*Work order*:
Count the lines below in which "children" appears, then give that number by itself.

[Items from a data source]
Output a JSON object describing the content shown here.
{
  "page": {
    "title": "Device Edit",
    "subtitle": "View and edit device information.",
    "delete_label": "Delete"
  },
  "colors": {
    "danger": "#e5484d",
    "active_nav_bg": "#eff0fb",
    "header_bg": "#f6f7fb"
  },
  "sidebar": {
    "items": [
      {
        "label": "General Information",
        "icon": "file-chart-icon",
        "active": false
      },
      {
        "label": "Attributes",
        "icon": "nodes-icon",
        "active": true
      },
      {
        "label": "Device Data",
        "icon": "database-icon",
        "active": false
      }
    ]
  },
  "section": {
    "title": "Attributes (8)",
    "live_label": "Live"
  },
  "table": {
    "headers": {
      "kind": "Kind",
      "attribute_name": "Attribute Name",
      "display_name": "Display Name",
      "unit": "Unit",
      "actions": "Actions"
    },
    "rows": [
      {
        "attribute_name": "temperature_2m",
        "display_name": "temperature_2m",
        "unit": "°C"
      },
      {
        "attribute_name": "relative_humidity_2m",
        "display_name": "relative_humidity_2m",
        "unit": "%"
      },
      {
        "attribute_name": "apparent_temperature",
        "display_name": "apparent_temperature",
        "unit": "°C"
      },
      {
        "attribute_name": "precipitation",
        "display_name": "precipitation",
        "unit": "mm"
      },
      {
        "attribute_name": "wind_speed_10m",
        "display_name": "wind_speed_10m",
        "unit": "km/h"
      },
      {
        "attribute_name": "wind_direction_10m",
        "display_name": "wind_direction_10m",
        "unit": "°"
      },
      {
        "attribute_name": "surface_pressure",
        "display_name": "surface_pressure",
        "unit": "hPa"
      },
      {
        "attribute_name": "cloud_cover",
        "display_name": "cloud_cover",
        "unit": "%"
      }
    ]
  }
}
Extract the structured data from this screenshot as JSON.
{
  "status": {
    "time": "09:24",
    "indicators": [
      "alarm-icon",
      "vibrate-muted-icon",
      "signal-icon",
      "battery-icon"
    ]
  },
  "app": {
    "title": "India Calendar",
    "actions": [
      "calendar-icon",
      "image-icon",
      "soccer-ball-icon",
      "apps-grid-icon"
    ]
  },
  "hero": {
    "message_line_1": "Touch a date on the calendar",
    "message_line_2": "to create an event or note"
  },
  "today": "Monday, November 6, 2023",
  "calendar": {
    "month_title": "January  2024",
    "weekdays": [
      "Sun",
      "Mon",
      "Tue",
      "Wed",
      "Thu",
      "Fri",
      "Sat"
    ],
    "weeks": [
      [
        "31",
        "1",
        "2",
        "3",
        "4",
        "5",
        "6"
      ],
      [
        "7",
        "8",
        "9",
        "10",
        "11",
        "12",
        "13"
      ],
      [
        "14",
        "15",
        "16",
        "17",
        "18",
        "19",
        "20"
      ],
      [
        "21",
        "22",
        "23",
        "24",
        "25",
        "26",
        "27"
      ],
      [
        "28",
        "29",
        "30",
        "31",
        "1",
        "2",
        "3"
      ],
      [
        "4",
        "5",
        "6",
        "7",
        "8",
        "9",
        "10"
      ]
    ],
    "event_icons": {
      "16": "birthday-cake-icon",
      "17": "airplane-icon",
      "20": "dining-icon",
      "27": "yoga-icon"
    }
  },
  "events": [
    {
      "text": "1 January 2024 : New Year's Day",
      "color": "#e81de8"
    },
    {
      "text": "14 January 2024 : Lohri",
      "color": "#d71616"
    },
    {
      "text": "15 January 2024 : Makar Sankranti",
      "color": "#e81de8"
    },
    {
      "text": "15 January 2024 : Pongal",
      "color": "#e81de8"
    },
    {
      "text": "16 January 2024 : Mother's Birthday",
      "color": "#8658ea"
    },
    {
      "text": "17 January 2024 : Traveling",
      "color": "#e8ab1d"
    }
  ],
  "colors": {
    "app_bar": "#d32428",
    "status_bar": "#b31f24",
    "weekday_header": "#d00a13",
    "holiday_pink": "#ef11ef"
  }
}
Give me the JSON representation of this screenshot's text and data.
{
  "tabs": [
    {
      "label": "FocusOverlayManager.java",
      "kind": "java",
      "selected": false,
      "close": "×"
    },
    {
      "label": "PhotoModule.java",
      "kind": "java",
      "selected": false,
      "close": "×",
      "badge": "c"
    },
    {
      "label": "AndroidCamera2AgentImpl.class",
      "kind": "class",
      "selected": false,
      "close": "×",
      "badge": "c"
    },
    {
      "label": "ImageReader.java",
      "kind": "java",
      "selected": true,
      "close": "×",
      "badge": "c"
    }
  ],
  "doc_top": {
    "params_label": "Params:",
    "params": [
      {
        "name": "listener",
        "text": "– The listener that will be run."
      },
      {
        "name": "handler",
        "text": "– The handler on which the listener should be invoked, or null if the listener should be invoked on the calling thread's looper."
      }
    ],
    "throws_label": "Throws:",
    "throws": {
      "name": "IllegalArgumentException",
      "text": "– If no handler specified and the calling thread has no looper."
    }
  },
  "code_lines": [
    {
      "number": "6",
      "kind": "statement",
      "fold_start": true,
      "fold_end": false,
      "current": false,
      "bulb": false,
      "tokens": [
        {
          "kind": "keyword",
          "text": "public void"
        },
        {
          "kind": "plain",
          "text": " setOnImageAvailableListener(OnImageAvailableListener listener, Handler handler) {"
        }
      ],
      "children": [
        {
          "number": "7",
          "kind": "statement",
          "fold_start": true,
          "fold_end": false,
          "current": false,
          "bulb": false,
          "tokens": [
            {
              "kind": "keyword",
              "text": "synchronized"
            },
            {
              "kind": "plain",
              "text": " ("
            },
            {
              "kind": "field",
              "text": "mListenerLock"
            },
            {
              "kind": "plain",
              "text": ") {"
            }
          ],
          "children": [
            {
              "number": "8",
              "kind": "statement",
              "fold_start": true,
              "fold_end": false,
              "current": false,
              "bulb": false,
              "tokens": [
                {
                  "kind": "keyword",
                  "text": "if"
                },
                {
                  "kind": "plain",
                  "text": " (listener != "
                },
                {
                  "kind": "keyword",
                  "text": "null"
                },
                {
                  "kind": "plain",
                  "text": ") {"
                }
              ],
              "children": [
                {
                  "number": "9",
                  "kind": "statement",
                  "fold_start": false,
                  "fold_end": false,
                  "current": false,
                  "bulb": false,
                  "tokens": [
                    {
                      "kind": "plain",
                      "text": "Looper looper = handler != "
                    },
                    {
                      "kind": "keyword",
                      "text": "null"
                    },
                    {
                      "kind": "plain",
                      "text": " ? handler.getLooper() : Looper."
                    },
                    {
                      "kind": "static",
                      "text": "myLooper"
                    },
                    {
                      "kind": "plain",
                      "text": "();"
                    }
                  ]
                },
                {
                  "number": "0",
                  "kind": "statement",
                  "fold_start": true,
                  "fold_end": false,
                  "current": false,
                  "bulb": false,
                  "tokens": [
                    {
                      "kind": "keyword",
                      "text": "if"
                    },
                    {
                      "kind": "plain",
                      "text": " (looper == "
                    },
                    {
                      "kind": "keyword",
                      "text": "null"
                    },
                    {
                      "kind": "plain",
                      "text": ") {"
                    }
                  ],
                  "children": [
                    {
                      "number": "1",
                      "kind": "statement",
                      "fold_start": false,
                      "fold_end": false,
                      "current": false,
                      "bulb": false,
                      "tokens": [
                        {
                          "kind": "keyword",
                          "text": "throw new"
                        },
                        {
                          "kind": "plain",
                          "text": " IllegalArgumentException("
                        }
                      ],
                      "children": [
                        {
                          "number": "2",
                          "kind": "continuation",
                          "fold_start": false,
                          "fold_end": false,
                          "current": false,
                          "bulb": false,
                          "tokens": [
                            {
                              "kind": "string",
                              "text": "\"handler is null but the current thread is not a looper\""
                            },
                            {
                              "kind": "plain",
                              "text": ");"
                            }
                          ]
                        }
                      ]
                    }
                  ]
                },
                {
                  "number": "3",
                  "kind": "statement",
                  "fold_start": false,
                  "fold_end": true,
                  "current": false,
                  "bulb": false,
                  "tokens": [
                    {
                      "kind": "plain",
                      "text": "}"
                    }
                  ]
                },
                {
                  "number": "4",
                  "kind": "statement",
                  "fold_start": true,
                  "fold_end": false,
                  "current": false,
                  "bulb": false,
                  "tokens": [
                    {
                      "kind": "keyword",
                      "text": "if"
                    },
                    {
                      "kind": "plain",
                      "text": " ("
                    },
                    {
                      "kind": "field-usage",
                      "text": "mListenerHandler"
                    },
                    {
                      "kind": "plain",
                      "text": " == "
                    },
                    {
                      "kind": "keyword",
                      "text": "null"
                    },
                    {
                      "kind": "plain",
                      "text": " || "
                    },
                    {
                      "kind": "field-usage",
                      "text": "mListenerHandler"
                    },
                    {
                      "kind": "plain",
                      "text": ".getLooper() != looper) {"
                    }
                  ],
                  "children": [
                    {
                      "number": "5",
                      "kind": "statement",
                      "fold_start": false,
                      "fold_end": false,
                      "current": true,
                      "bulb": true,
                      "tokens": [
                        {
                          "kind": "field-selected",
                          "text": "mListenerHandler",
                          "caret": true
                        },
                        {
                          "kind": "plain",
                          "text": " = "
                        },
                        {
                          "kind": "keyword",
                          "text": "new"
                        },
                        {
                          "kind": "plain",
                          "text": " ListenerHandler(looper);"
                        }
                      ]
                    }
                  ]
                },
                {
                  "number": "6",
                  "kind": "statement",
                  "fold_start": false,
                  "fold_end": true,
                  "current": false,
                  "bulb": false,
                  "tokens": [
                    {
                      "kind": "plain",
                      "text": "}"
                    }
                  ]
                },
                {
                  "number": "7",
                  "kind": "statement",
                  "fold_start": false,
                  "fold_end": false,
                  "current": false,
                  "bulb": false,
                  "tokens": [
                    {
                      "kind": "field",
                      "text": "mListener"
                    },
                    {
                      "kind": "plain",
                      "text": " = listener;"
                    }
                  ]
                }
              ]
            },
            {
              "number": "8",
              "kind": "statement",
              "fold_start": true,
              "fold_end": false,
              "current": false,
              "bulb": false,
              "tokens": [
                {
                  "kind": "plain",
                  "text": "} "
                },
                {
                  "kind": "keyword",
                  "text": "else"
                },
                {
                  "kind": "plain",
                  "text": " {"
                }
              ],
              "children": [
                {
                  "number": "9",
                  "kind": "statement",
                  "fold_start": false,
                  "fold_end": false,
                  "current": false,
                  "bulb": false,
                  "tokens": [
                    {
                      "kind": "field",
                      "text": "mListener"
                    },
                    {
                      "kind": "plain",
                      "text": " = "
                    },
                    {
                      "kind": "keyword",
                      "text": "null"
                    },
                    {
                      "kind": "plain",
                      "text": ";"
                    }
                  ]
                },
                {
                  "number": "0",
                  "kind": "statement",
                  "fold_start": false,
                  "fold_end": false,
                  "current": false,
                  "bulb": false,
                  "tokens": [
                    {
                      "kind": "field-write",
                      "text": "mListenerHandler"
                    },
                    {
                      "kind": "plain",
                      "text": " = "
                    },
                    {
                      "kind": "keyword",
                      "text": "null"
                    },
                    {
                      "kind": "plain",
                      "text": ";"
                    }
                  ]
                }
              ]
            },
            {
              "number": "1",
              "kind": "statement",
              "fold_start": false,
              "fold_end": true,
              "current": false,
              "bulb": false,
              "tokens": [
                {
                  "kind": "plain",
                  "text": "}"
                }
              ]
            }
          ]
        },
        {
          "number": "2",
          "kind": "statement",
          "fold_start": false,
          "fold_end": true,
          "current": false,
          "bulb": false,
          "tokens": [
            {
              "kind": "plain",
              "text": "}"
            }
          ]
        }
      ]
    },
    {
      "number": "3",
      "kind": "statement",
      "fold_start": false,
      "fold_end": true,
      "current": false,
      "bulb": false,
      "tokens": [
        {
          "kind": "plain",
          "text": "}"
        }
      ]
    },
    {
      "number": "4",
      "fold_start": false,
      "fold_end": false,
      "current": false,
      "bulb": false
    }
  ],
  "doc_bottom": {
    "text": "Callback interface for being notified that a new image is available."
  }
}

*Exercise solution*:
7